Has the What Is To Be Done? plus Notes from Underground sesquicentennial readalong been a success? Most of the action in the past couple of days has been in the comments of a Scott Bailey post about tea sandwiches. I take that as a success. These are interesting books!
Scott has also put together a handy list of many of the parts of Chernyshevsky’s novel directly parodied by Dostoevsky. I’m going to look at one of them, the sidewalk bumping scenes. This is in no way original. Marshall Berman devotes twenty pages of All That Is Solid Melts into Air (1982) to these scenes. My excuse is that I read that books twenty-five years ago and do not have it at hand. If you do, skim this and read that.
In Part 3, chapter viii, one of Chernyshevsky’s robot men bumps shoulders on a St. Petersburg street with a “portly gentleman.”
The gentleman, turning slightly toward Lopukhov, said, “What sort of swine are you, you pig!” He was about to continue this edifying speech when Lopukhov turned to face him, seized the gentleman in a bear hug, and deposited him in the gutter very carefully. He stood over him and said, “Don’t move or I’ll drag you out there where the mud is deeper.” Two peasants came by, looked, and applauded. (209)
The fat fellow is presumably the young tutor’s social superior in some obvious way. Everyone is happy to see him get his comeuppance. The revolution must be just around the corner.
Some parts of What Is To Be Done? seem to have enraged Dostoevsky, but this one must have made him laugh (those peasants). It led to one of his all time great comic scenes. It begins in a billiards parlor:
As soon as I set foot inside, some officer put me in my place.
I was standing next to the billiard table inadvertently blocking his way as he wanted to get by; he took hold of me by the shoulders and without a word of warning or explanation, moved me from where I was standing to another place, and he went past as if he hadn’t even noticed me. I could have forgiven even a beating, but I could never forgive his moving me out of the way and entirely failing to notice me. (II, 1, 34)
I can imagine Ralph Ellison reading this passage with great interest.
Unlike Chernyshevsky’s buff heroes, the Underground Man is “small and scrawny,” so he can only plot his revenge. A duel, perhaps (duel fantasy follows, the first of two in the novel). Or a satirical article in the newspaper (submitted; rejected). He encounters the officer on the Nevsky Prospect, always stepping aside for his superiors, as does the narrator, as does everyone.
Then a most astounding idea suddenly dawned on me. “What if,” I thought, “what if I were to meet him and… not step aside? Deliberately not step aside, even if it meant bumping into him: how would that be?” The bold idea gradually took such a hold that it afforded me no peace. I dreamt about it horribly, incessantly, and even went to Nevsky more frequently so that I could imagine more clearly how I would do it. I was in ecstasy. (37)
But what gloves should he wear, black or lemon-colored? Is his shirt nice enough (no)? And what about his old overcoat, with a raccoon collar? Impossible. The Underground Man goes into debt, humiliating himself before his boss, to buy a nicer collar.
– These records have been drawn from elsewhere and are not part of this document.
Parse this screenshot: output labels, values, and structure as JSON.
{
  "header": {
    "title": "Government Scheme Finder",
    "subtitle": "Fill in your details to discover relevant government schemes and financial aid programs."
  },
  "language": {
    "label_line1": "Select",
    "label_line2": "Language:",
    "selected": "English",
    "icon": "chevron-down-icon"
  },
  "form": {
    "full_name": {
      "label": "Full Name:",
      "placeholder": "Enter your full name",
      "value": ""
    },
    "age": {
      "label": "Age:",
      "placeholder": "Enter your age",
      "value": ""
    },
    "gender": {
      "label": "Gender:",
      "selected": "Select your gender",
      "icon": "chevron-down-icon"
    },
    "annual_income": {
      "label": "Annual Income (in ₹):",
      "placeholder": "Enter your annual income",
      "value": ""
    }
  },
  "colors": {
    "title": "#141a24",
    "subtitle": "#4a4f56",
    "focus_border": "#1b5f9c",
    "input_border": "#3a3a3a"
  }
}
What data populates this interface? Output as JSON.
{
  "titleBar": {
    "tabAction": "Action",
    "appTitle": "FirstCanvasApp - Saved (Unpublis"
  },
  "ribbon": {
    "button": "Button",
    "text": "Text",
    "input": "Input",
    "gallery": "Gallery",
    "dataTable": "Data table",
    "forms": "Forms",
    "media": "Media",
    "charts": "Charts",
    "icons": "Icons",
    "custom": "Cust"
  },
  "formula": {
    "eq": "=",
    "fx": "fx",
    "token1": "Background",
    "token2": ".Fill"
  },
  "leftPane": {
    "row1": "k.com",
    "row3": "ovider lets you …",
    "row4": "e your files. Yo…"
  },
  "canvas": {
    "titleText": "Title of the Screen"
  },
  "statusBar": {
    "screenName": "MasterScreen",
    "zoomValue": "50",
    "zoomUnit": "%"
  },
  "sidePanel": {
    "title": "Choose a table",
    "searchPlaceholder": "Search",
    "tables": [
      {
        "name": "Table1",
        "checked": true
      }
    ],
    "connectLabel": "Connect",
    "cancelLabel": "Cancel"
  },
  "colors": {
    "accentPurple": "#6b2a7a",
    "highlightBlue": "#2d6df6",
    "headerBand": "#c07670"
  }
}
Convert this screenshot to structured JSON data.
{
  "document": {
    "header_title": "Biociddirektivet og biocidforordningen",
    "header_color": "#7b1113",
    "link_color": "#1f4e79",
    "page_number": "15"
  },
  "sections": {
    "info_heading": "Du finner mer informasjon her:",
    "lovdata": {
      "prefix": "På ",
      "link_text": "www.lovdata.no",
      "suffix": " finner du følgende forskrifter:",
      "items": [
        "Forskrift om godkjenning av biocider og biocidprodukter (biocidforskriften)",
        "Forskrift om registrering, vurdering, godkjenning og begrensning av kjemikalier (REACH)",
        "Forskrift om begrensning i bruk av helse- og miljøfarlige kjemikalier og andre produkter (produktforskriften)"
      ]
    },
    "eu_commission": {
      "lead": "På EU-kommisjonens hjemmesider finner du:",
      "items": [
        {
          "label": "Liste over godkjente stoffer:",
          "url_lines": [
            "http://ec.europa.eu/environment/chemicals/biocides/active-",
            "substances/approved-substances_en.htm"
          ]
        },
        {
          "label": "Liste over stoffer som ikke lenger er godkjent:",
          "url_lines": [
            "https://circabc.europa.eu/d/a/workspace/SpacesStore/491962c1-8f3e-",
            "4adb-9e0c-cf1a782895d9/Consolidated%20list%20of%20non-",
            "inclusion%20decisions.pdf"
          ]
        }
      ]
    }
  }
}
Even this is not enough to give the Underground Man courage, but he finally does succeed. “Naturally, I got the worst of it; he was stronger, but that wasn’t the point.”
I returned home feeling completely avenged for everything. I was ecstatic. I rejoiced and sang Italian arias. (39)
All of this is in a single two-and-a-half page paragraph. The “Italian arias” could not be improved upon.
Between Chernyshevsky and Dostoevsky there is a difference about how people behave, what they fundamentally are like, that is irreconcilable. One pictures a world free of humiliations, a world of small, meaningful triumphs; the other says we create the former and imagine the latter. One enjoys a fantasy of perfectibility; the other is horrified.